|As Kaiki intoned at the beginning of this arc: “Humans have a desire for truth. That, or they have a desire to believe that what they know is the truth.”|
But is it that simple? Are we just deceiving ourselves? Or do what we tell ourselves have a role in creating our reality? The other day, I came across David Orr’s reflections on how the “The Road Not Taken” is the most misread poem in the US. It’s not actually espousing the virtues of taking the less trodden path; rather, Robert Frost was making a tongue-in-cheek jab about how people often rationalise that it is their individualism that has gotten them to where they are. Orr also points out, however, that these misinterpretations have helped make the poem what it is today, at once a song about individualism and rationalisation, and at the same time, not. The very act of people claiming it to be something has cemented it as such. Similarly, Kaiki’s denial of his motives and Senjougahara’s insistence that Araragi is her first love enable them to make choices that would otherwise not be possible. The lies we tell ourselves help us create the reality we want or need. Thus, perhaps we can consciously harness them to make our biggest dreams come true?
|“Can I save my bitter enemies Senjougahara and Araragi,
and deceive Sengoku Nadeko for the sake of Kanbaru Suruga?
That’s a ‘yes’.”
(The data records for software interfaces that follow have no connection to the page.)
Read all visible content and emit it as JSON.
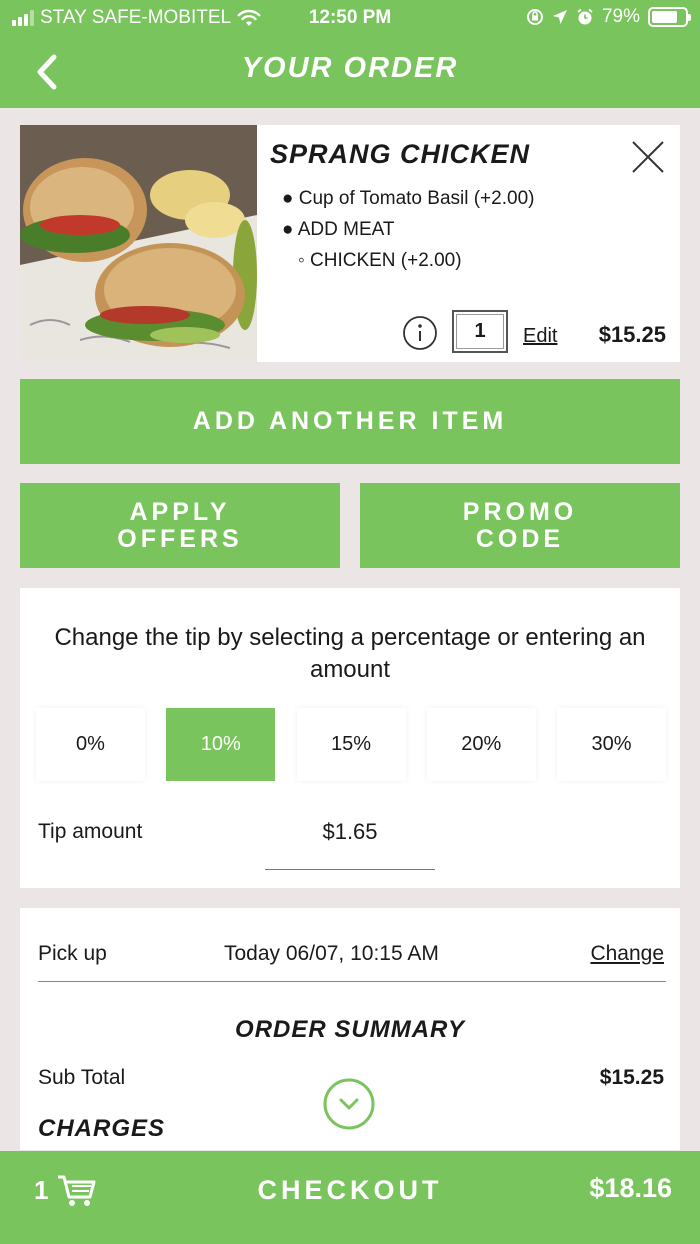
{
  "status_bar": {
    "carrier": "STAY SAFE-MOBITEL",
    "time": "12:50 PM",
    "battery": "79%",
    "battery_level": 0.79,
    "icons": [
      "signal-icon",
      "wifi-icon",
      "orientation-lock-icon",
      "location-icon",
      "alarm-icon",
      "battery-icon"
    ]
  },
  "header": {
    "title": "YOUR ORDER",
    "back_icon": "chevron-left-icon"
  },
  "item": {
    "name": "SPRANG CHICKEN",
    "options": [
      "Cup of Tomato Basil (+2.00)",
      "ADD MEAT"
    ],
    "sub_option": "CHICKEN (+2.00)",
    "quantity": "1",
    "edit_label": "Edit",
    "price": "$15.25",
    "image": "sandwich-photo"
  },
  "buttons": {
    "add_another": "ADD ANOTHER ITEM",
    "apply_offers_line1": "APPLY",
    "apply_offers_line2": "OFFERS",
    "promo_line1": "PROMO",
    "promo_line2": "CODE"
  },
  "tip": {
    "instruction": "Change the tip by selecting a percentage or entering an amount",
    "options": [
      "0%",
      "10%",
      "15%",
      "20%",
      "30%"
    ],
    "selected": "10%",
    "amount_label": "Tip amount",
    "amount_value": "$1.65"
  },
  "order": {
    "pickup_label": "Pick up",
    "pickup_time": "Today 06/07, 10:15 AM",
    "change_label": "Change",
    "summary_title": "ORDER SUMMARY",
    "subtotal_label": "Sub Total",
    "subtotal_value": "$15.25",
    "charges_title": "CHARGES"
  },
  "checkout": {
    "cart_count": "1",
    "label": "CHECKOUT",
    "total": "$18.16"
  },
  "colors": {
    "accent": "#79c45c",
    "background": "#ebe5e5"
  }
}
After Nisemonogatari, wherein Nisio Isin wrote about two girls that were unaware that they were ‘fakes’, it might be fitting that Monogatari’s Second Season is composed largely of stories built around a different kind of ‘lie’ — the lies that people tell themselves, and and their reasons for doing so. Hanekawa and the ‘pure’ persona that she has constructed for herself; Shinobu on the relationship she wanted with Araragi; Hachikuji and the pretence that she’d ‘graduated’ into being another kind of ghost; Sengoku and her love for Araragi; and Senjougahara on her philosophy of love. In this story, we were also exposed to Kaiki’s own lies and half-truths, though we can never be sure exactly where the lies end and the truth begins. But does that really matter?